- _WHAT YOU SHOULD DO_
Give back the data below exactly as it was given.

+ + +

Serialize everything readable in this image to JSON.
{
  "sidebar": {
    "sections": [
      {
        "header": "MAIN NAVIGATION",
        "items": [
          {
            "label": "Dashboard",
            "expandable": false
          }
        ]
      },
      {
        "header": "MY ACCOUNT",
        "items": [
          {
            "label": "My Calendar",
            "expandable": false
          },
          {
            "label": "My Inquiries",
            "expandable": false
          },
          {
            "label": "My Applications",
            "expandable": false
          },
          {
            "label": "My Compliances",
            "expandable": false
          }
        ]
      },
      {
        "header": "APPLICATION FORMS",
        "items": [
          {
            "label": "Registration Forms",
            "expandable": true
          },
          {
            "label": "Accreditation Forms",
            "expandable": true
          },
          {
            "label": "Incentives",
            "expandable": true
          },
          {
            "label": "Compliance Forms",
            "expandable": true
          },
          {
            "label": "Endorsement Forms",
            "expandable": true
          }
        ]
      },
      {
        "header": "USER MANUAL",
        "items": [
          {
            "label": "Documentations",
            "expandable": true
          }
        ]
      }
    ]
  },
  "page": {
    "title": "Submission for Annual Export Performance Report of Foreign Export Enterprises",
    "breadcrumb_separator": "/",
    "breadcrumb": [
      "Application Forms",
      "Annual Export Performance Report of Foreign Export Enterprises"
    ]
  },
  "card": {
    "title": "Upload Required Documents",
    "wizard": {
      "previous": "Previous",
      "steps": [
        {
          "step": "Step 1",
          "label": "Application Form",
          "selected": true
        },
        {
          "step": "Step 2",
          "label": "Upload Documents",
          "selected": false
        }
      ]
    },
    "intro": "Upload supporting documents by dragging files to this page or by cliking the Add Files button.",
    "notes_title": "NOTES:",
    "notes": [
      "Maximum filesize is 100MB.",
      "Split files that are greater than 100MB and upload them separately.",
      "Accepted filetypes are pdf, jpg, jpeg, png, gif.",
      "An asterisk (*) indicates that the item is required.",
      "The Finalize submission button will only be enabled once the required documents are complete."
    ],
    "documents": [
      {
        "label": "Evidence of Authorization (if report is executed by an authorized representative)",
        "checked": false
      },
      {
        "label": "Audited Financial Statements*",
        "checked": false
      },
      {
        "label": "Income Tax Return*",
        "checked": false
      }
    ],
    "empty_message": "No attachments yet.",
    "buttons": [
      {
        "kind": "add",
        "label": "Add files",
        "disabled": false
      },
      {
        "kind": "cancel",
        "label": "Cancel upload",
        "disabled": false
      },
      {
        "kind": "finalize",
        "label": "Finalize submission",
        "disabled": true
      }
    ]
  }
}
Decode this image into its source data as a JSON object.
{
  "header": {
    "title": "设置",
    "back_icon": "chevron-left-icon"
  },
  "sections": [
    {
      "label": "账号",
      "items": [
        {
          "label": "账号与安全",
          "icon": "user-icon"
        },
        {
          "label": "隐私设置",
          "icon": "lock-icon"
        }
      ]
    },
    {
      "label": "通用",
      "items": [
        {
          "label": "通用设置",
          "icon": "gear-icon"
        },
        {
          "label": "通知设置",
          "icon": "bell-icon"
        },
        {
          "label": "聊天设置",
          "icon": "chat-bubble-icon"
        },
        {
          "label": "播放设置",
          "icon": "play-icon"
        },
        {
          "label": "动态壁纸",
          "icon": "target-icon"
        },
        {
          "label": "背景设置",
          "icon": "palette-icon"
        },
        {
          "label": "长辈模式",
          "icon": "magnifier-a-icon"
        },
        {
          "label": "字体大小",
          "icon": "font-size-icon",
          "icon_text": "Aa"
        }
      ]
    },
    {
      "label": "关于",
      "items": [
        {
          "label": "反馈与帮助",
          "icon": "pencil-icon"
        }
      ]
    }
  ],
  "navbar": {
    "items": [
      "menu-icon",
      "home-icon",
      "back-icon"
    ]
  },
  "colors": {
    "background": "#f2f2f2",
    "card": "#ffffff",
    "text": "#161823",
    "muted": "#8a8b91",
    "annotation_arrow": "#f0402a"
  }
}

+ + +

- _ANSWER TO THIS TASK_
Serialize everything readable in this image to JSON.
{
  "sidebar": {
    "sections": [
      {
        "header": "MAIN NAVIGATION",
        "items": [
          {
            "label": "Dashboard",
            "expandable": false
          }
        ]
      },
      {
        "header": "MY ACCOUNT",
        "items": [
          {
            "label": "My Calendar",
            "expandable": false
          },
          {
            "label": "My Inquiries",
            "expandable": false
          },
          {
            "label": "My Applications",
            "expandable": false
          },
          {
            "label": "My Compliances",
            "expandable": false
          }
        ]
      },
      {
        "header": "APPLICATION FORMS",
        "items": [
          {
            "label": "Registration Forms",
            "expandable": true
          },
          {
            "label": "Accreditation Forms",
            "expandable": true
          },
          {
            "label": "Incentives",
            "expandable": true
          },
          {
            "label": "Compliance Forms",
            "expandable": true
          },
          {
            "label": "Endorsement Forms",
            "expandable": true
          }
        ]
      },
      {
        "header": "USER MANUAL",
        "items": [
          {
            "label": "Documentations",
            "expandable": true
          }
        ]
      }
    ]
  },
  "page": {
    "title": "Submission for Annual Export Performance Report of Foreign Export Enterprises",
    "breadcrumb_separator": "/",
    "breadcrumb": [
      "Application Forms",
      "Annual Export Performance Report of Foreign Export Enterprises"
    ]
  },
  "card": {
    "title": "Upload Required Documents",
    "wizard": {
      "previous": "Previous",
      "steps": [
        {
          "step": "Step 1",
          "label": "Application Form",
          "selected": true
        },
        {
          "step": "Step 2",
          "label": "Upload Documents",
          "selected": false
        }
      ]
    },
    "intro": "Upload supporting documents by dragging files to this page or by cliking the Add Files button.",
    "notes_title": "NOTES:",
    "notes": [
      "Maximum filesize is 100MB.",
      "Split files that are greater than 100MB and upload them separately.",
      "Accepted filetypes are pdf, jpg, jpeg, png, gif.",
      "An asterisk (*) indicates that the item is required.",
      "The Finalize submission button will only be enabled once the required documents are complete."
    ],
    "documents": [
      {
        "label": "Evidence of Authorization (if report is executed by an authorized representative)",
        "checked": false
      },
      {
        "label": "Audited Financial Statements*",
        "checked": false
      },
      {
        "label": "Income Tax Return*",
        "checked": false
      }
    ],
    "empty_message": "No attachments yet.",
    "buttons": [
      {
        "kind": "add",
        "label": "Add files",
        "disabled": false
      },
      {
        "kind": "cancel",
        "label": "Cancel upload",
        "disabled": false
      },
      {
        "kind": "finalize",
        "label": "Finalize submission",
        "disabled": true
      }
    ]
  }
}
Decode this image into its source data as a JSON object.
{
  "header": {
    "title": "设置",
    "back_icon": "chevron-left-icon"
  },
  "sections": [
    {
      "label": "账号",
      "items": [
        {
          "label": "账号与安全",
          "icon": "user-icon"
        },
        {
          "label": "隐私设置",
          "icon": "lock-icon"
        }
      ]
    },
    {
      "label": "通用",
      "items": [
        {
          "label": "通用设置",
          "icon": "gear-icon"
        },
        {
          "label": "通知设置",
          "icon": "bell-icon"
        },
        {
          "label": "聊天设置",
          "icon": "chat-bubble-icon"
        },
        {
          "label": "播放设置",
          "icon": "play-icon"
        },
        {
          "label": "动态壁纸",
          "icon": "target-icon"
        },
        {
          "label": "背景设置",
          "icon": "palette-icon"
        },
        {
          "label": "长辈模式",
          "icon": "magnifier-a-icon"
        },
        {
          "label": "字体大小",
          "icon": "font-size-icon",
          "icon_text": "Aa"
        }
      ]
    },
    {
      "label": "关于",
      "items": [
        {
          "label": "反馈与帮助",
          "icon": "pencil-icon"
        }
      ]
    }
  ],
  "navbar": {
    "items": [
      "menu-icon",
      "home-icon",
      "back-icon"
    ]
  },
  "colors": {
    "background": "#f2f2f2",
    "card": "#ffffff",
    "text": "#161823",
    "muted": "#8a8b91",
    "annotation_arrow": "#f0402a"
  }
}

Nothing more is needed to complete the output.